- Opening Delimiter -

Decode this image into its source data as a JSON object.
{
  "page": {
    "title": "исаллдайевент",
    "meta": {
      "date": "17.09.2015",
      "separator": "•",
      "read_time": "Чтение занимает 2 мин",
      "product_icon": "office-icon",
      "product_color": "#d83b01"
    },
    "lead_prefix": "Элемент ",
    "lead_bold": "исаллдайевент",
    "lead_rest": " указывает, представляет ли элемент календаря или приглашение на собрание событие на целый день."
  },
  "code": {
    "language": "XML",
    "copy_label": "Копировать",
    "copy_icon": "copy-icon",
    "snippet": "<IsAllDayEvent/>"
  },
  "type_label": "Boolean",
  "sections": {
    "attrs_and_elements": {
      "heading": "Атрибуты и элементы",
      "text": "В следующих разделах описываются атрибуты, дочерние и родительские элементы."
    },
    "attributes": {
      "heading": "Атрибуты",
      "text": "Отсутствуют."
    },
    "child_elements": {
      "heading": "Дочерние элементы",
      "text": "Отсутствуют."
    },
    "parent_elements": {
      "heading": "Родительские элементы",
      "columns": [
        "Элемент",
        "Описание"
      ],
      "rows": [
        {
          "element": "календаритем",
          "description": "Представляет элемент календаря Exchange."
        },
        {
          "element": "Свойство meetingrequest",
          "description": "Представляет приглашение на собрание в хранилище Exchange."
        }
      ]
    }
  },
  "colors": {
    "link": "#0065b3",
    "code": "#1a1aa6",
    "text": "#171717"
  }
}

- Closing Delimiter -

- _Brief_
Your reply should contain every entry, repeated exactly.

- _Answer to the problem_
Decode this image into its source data as a JSON object.
{
  "page": {
    "title": "исаллдайевент",
    "meta": {
      "date": "17.09.2015",
      "separator": "•",
      "read_time": "Чтение занимает 2 мин",
      "product_icon": "office-icon",
      "product_color": "#d83b01"
    },
    "lead_prefix": "Элемент ",
    "lead_bold": "исаллдайевент",
    "lead_rest": " указывает, представляет ли элемент календаря или приглашение на собрание событие на целый день."
  },
  "code": {
    "language": "XML",
    "copy_label": "Копировать",
    "copy_icon": "copy-icon",
    "snippet": "<IsAllDayEvent/>"
  },
  "type_label": "Boolean",
  "sections": {
    "attrs_and_elements": {
      "heading": "Атрибуты и элементы",
      "text": "В следующих разделах описываются атрибуты, дочерние и родительские элементы."
    },
    "attributes": {
      "heading": "Атрибуты",
      "text": "Отсутствуют."
    },
    "child_elements": {
      "heading": "Дочерние элементы",
      "text": "Отсутствуют."
    },
    "parent_elements": {
      "heading": "Родительские элементы",
      "columns": [
        "Элемент",
        "Описание"
      ],
      "rows": [
        {
          "element": "календаритем",
          "description": "Представляет элемент календаря Exchange."
        },
        {
          "element": "Свойство meetingrequest",
          "description": "Представляет приглашение на собрание в хранилище Exchange."
        }
      ]
    }
  },
  "colors": {
    "link": "#0065b3",
    "code": "#1a1aa6",
    "text": "#171717"
  }
}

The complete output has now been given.